*** Records for this task ***
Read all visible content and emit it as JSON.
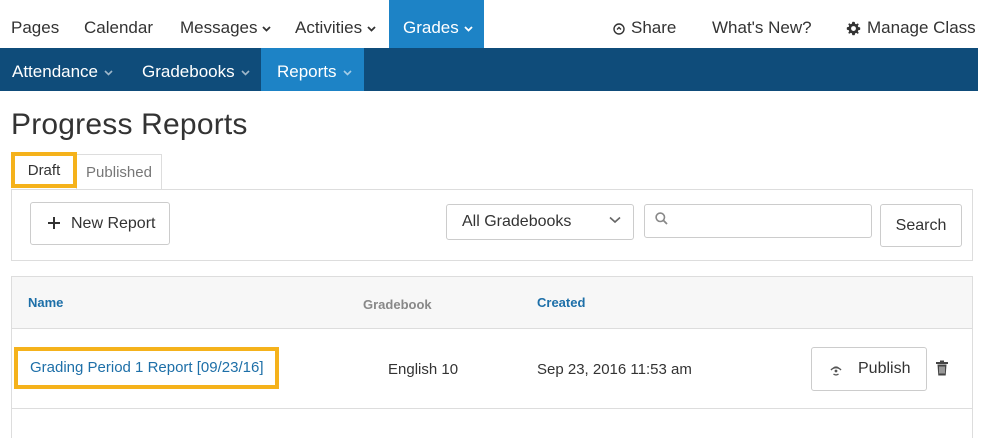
{
  "topnav": {
    "items": [
      {
        "label": "Pages"
      },
      {
        "label": "Calendar"
      },
      {
        "label": "Messages"
      },
      {
        "label": "Activities"
      },
      {
        "label": "Grades"
      }
    ],
    "share": "Share",
    "whats_new": "What's New?",
    "manage_class": "Manage Class"
  },
  "subnav": {
    "items": [
      {
        "label": "Attendance"
      },
      {
        "label": "Gradebooks"
      },
      {
        "label": "Reports"
      }
    ]
  },
  "page": {
    "title": "Progress Reports"
  },
  "tabs": {
    "draft": "Draft",
    "published": "Published"
  },
  "toolbar": {
    "new_report": "New Report",
    "gradebook_select": "All Gradebooks",
    "search_placeholder": "",
    "search_button": "Search"
  },
  "table": {
    "headers": {
      "name": "Name",
      "gradebook": "Gradebook",
      "created": "Created"
    },
    "rows": [
      {
        "name": "Grading Period 1 Report [09/23/16]",
        "gradebook": "English 10",
        "created": "Sep 23, 2016 11:53 am",
        "action": "Publish"
      }
    ]
  },
  "colors": {
    "accent": "#1d83c6",
    "subnav_bg": "#0f4c7a",
    "highlight": "#f5b21b",
    "link": "#1d6fa8"
  }
}
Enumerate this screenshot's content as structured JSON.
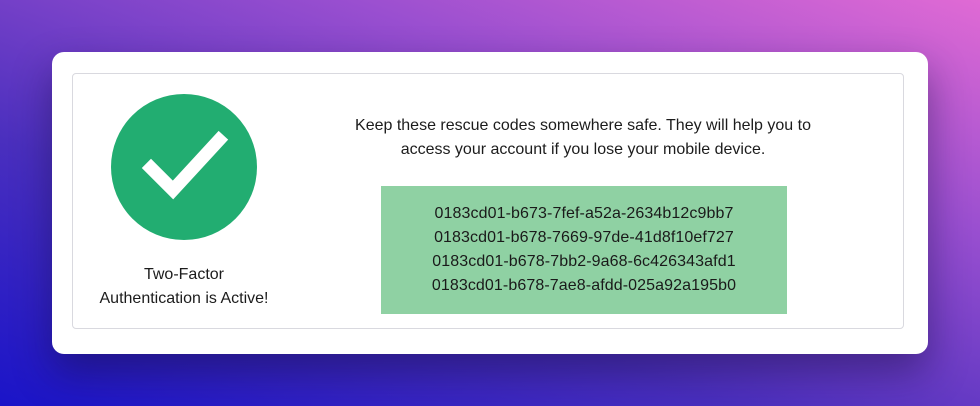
{
  "status": {
    "icon": "check-icon",
    "accent_color": "#22ad71",
    "line1": "Two-Factor",
    "line2": "Authentication is Active!"
  },
  "info": {
    "line1": "Keep these rescue codes somewhere safe. They will help you to",
    "line2": "access your account if you lose your mobile device."
  },
  "codes": {
    "background_color": "#8fd1a3",
    "items": [
      "0183cd01-b673-7fef-a52a-2634b12c9bb7",
      "0183cd01-b678-7669-97de-41d8f10ef727",
      "0183cd01-b678-7bb2-9a68-6c426343afd1",
      "0183cd01-b678-7ae8-afdd-025a92a195b0"
    ]
  }
}
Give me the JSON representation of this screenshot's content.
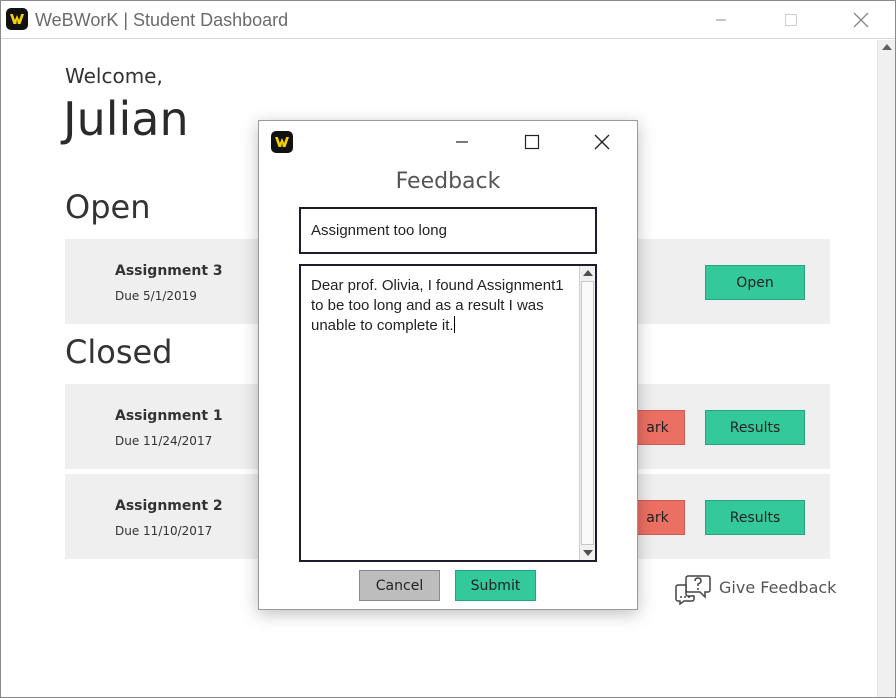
{
  "window": {
    "title": "WeBWorK | Student Dashboard"
  },
  "dashboard": {
    "welcome": "Welcome,",
    "username": "Julian",
    "open_heading": "Open",
    "closed_heading": "Closed",
    "open_assignments": [
      {
        "title": "Assignment 3",
        "due": "Due 5/1/2019",
        "action": "Open"
      }
    ],
    "closed_assignments": [
      {
        "title": "Assignment 1",
        "due": "Due 11/24/2017",
        "secondary_action": "ark",
        "action": "Results"
      },
      {
        "title": "Assignment 2",
        "due": "Due 11/10/2017",
        "secondary_action": "ark",
        "action": "Results"
      }
    ],
    "give_feedback": "Give Feedback"
  },
  "feedback_dialog": {
    "title": "Feedback",
    "subject_value": "Assignment too long",
    "message_value": "Dear prof. Olivia, I found Assignment1 to be too long and as a result I was unable to complete it.",
    "cancel_label": "Cancel",
    "submit_label": "Submit"
  },
  "colors": {
    "accent_green": "#33c99a",
    "accent_red": "#ec6f63",
    "card_background": "#efefef",
    "logo_yellow": "#f5d000"
  },
  "icons": {
    "app": "webwork-logo-icon",
    "feedback": "chat-question-icon"
  }
}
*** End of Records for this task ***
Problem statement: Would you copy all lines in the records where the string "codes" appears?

Answer area:
    "line1": "Keep these rescue codes somewhere safe. They will help you to",
  "codes": {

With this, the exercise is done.